Description of the task → From the records below, return every line containing the word "handle".

Data records for software interfaces:
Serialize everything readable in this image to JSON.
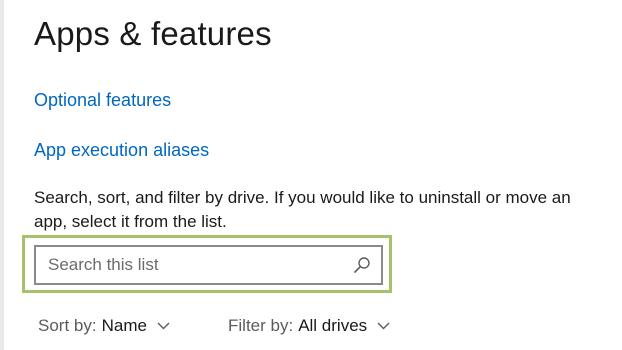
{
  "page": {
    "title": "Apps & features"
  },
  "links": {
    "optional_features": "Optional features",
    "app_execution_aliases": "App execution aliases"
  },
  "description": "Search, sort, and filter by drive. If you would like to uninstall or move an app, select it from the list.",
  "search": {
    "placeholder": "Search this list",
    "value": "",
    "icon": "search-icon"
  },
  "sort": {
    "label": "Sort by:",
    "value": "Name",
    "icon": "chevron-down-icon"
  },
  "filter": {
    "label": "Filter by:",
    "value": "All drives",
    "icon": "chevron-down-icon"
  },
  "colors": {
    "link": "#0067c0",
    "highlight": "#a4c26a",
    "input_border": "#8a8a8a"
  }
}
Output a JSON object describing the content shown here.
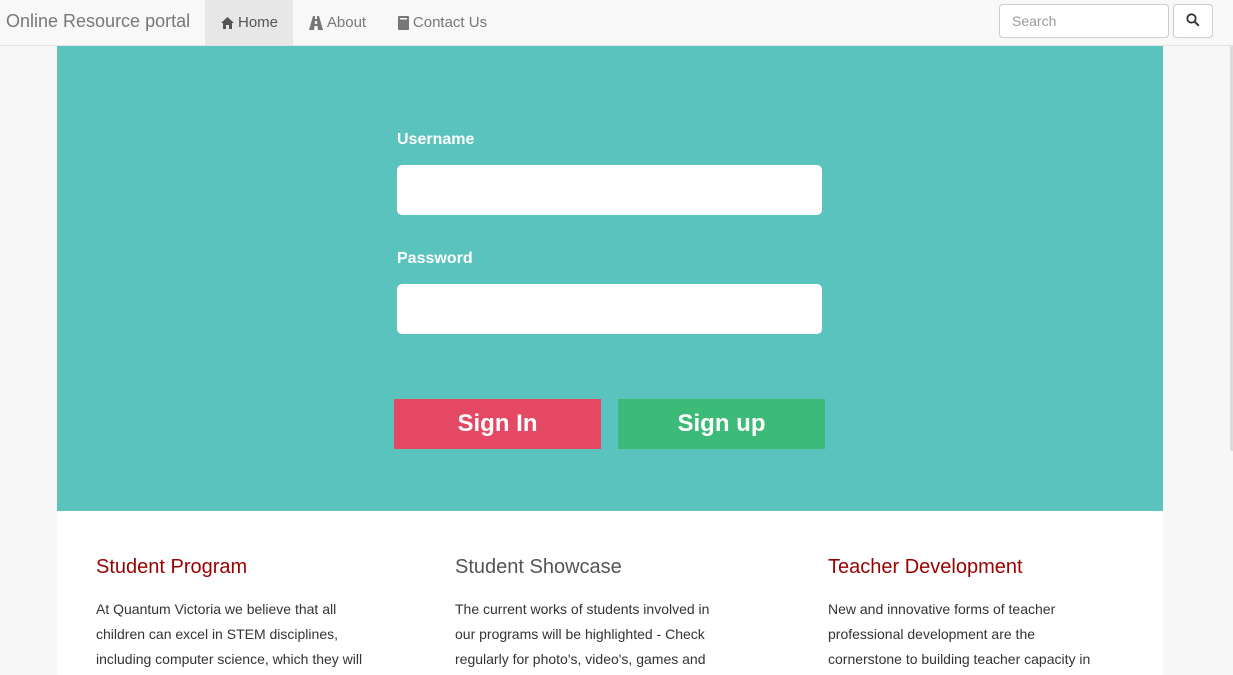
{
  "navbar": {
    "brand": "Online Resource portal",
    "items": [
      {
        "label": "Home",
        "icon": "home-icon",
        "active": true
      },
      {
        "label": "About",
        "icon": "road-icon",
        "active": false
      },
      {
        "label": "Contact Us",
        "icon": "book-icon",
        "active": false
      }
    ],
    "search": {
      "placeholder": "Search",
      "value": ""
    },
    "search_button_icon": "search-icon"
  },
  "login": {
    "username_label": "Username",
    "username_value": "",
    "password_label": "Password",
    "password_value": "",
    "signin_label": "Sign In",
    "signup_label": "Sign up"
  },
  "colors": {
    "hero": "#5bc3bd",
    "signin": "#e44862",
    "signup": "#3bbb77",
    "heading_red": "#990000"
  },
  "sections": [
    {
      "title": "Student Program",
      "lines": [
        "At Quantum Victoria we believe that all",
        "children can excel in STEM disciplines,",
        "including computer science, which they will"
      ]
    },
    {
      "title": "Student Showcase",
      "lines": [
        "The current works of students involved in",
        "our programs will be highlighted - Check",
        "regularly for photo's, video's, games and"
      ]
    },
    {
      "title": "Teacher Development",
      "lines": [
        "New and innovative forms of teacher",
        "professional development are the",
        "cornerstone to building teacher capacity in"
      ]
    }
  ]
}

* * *

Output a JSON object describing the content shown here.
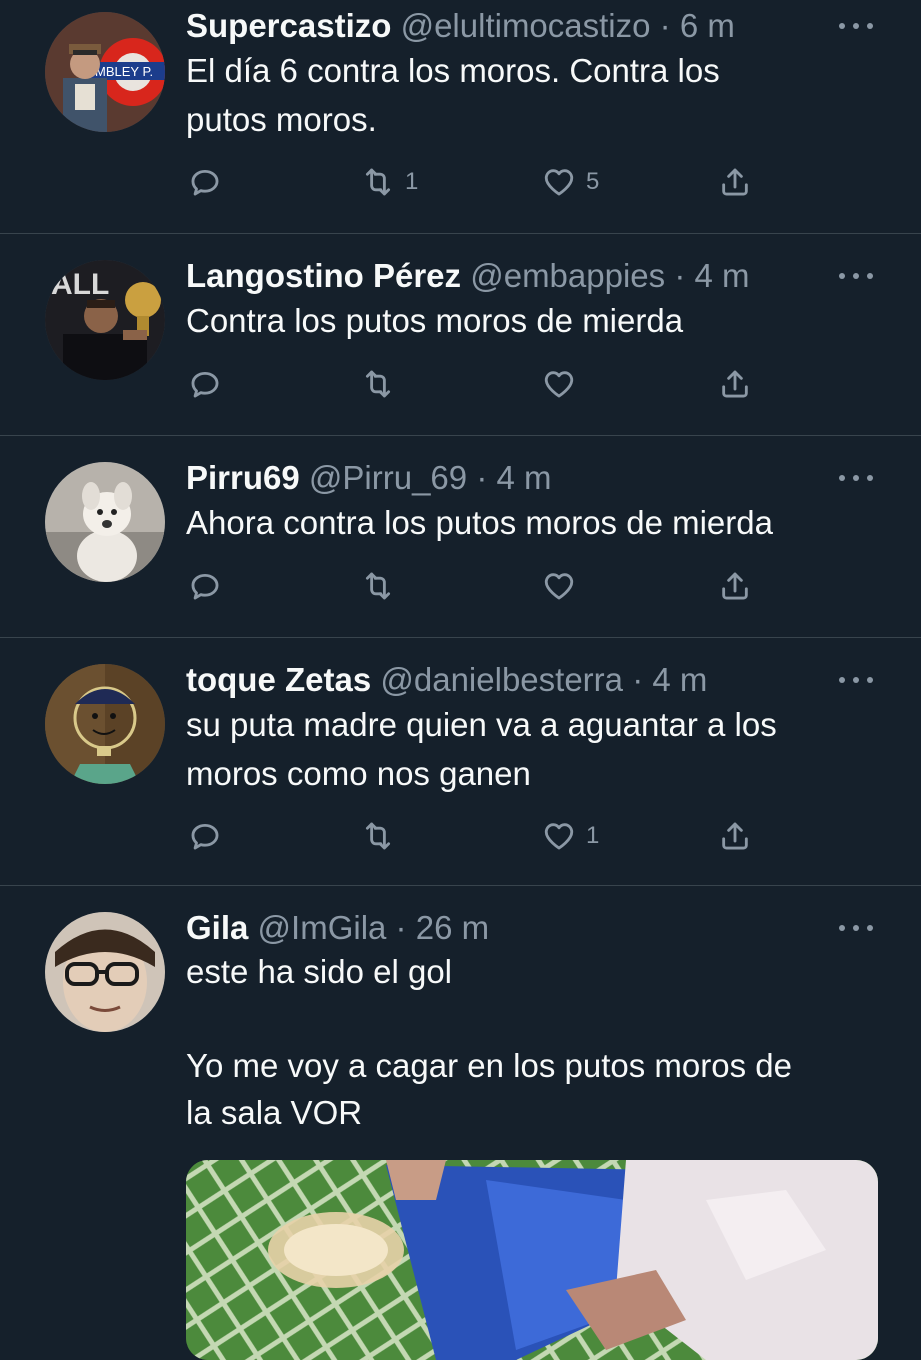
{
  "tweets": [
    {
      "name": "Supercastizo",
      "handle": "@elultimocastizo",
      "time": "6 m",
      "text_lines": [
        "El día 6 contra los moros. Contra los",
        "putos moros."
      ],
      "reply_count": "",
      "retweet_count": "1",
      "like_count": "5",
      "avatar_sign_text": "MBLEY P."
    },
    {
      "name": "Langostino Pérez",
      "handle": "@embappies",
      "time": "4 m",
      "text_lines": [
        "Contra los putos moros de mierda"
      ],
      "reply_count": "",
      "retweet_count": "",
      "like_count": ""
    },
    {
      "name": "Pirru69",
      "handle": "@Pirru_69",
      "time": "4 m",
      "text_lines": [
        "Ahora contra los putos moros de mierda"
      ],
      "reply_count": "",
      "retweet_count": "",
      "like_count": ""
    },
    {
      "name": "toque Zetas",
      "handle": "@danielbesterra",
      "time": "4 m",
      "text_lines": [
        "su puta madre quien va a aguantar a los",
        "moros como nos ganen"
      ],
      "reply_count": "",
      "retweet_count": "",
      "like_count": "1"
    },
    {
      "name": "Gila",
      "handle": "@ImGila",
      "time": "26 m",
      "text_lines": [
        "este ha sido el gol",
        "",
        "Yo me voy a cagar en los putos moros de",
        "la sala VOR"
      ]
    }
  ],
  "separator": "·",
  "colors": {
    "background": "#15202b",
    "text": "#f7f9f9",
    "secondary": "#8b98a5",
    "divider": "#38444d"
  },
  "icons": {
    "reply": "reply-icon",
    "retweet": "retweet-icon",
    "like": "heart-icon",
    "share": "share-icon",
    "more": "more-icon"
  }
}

Finished exercise →
      "handle": "@elultimocastizo",
      "handle": "@embappies",
      "handle": "@Pirru_69",
      "handle": "@danielbesterra",
      "handle": "@ImGila",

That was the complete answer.